* THE TASK *
Give every line from the entries that contains "label".
START SUPPLIED DATA
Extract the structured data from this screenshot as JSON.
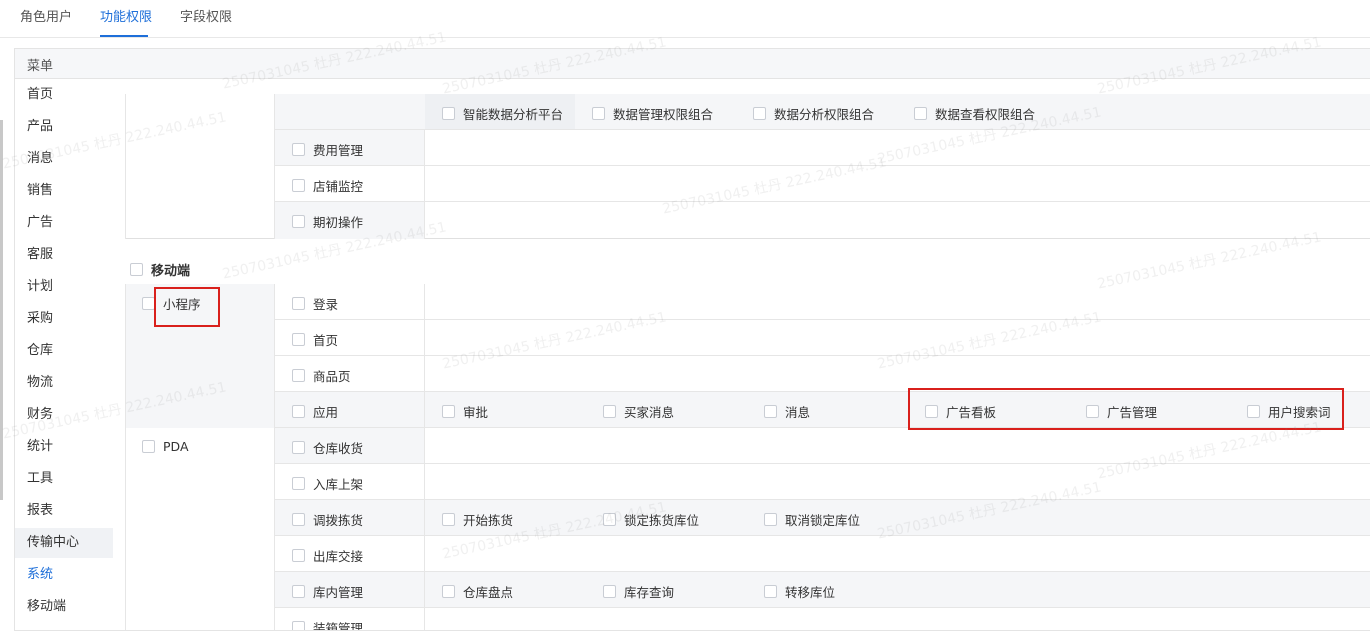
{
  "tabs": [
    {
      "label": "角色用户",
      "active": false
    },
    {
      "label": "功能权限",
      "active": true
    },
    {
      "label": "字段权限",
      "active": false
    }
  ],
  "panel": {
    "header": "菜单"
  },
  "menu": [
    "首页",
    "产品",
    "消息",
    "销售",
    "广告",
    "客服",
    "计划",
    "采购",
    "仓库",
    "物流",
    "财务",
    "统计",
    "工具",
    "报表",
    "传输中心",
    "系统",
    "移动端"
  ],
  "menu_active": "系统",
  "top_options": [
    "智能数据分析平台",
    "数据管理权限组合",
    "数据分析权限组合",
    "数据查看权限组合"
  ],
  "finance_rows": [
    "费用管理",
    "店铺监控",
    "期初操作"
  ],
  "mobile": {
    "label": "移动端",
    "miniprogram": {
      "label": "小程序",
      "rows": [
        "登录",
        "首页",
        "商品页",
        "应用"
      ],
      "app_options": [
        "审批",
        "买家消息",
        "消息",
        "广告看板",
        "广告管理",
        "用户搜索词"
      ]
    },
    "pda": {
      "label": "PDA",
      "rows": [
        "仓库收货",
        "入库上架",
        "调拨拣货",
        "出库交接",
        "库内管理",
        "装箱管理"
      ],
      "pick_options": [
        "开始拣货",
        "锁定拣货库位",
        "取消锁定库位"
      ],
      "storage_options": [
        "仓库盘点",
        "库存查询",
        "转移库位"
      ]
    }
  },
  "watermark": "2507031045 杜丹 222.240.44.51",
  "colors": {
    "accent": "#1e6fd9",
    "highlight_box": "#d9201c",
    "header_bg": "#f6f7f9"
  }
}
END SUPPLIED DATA
* YOUR RESPONSE *
      "label": "角色用户",
      "label": "功能权限",
      "label": "字段权限",
    "label": "移动端",
      "label": "小程序",
      "label": "PDA",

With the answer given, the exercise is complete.